**What you have to do**
Out of the data below, copy every line with the string "title".

**Data listing**
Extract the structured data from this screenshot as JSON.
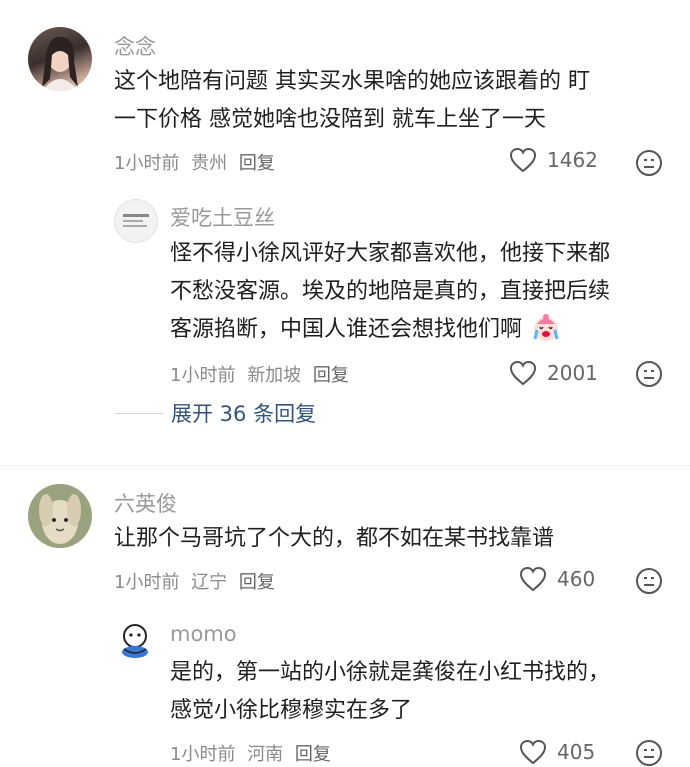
{
  "comments": [
    {
      "author": "念念",
      "lines": [
        "这个地陪有问题  其实买水果啥的她应该跟着的  盯",
        "一下价格  感觉她啥也没陪到 就车上坐了一天"
      ],
      "time": "1小时前",
      "location": "贵州",
      "reply_label": "回复",
      "likes": "1462",
      "replies": [
        {
          "author": "爱吃土豆丝",
          "lines": [
            "怪不得小徐风评好大家都喜欢他，他接下来都",
            "不愁没客源。埃及的地陪是真的，直接把后续",
            "客源掐断，中国人谁还会想找他们啊"
          ],
          "emoji": "😭",
          "time": "1小时前",
          "location": "新加坡",
          "reply_label": "回复",
          "likes": "2001"
        }
      ],
      "expand_label": "展开 36 条回复"
    },
    {
      "author": "六英俊",
      "lines": [
        "让那个马哥坑了个大的，都不如在某书找靠谱"
      ],
      "time": "1小时前",
      "location": "辽宁",
      "reply_label": "回复",
      "likes": "460",
      "replies": [
        {
          "author": "momo",
          "lines": [
            "是的，第一站的小徐就是龚俊在小红书找的，",
            "感觉小徐比穆穆实在多了"
          ],
          "time": "1小时前",
          "location": "河南",
          "reply_label": "回复",
          "likes": "405"
        }
      ]
    }
  ],
  "colors": {
    "accent_link": "#32547a",
    "meta_gray": "#8a8a8a",
    "name_gray": "#999999"
  },
  "icons": {
    "like": "heart-outline-icon",
    "dislike": "unhappy-face-icon"
  }
}
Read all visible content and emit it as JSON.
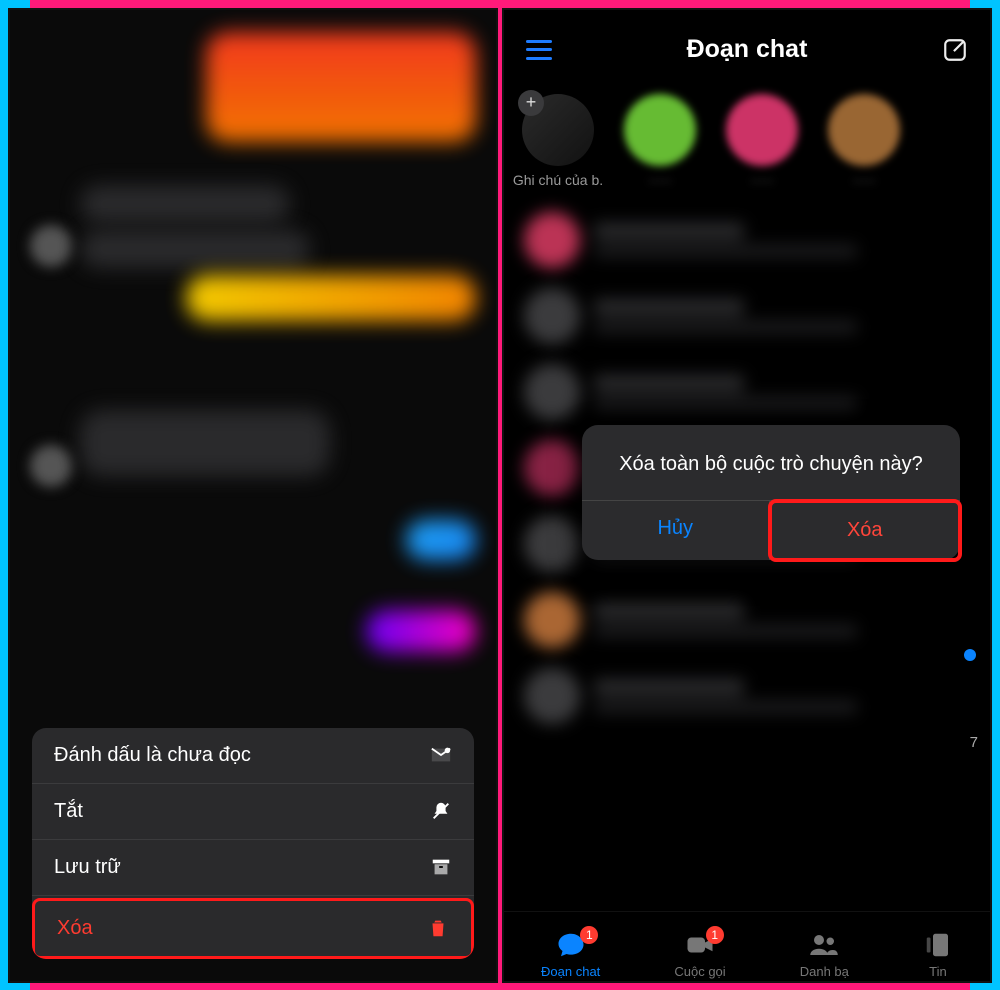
{
  "left": {
    "action_sheet": {
      "mark_unread": "Đánh dấu là chưa đọc",
      "mute": "Tắt",
      "archive": "Lưu trữ",
      "delete": "Xóa"
    }
  },
  "right": {
    "header": {
      "title": "Đoạn chat"
    },
    "story_own_label": "Ghi chú của b.",
    "alert": {
      "title": "Xóa toàn bộ cuộc trò chuyện này?",
      "cancel": "Hủy",
      "delete": "Xóa"
    },
    "badge_7": "7",
    "tabs": {
      "chats": {
        "label": "Đoạn chat",
        "badge": "1"
      },
      "calls": {
        "label": "Cuộc gọi",
        "badge": "1"
      },
      "people": {
        "label": "Danh bạ"
      },
      "stories": {
        "label": "Tin"
      }
    }
  }
}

**Reply to the task**
      "title": "Đoạn chat"
      "title": "Xóa toàn bộ cuộc trò chuyện này?",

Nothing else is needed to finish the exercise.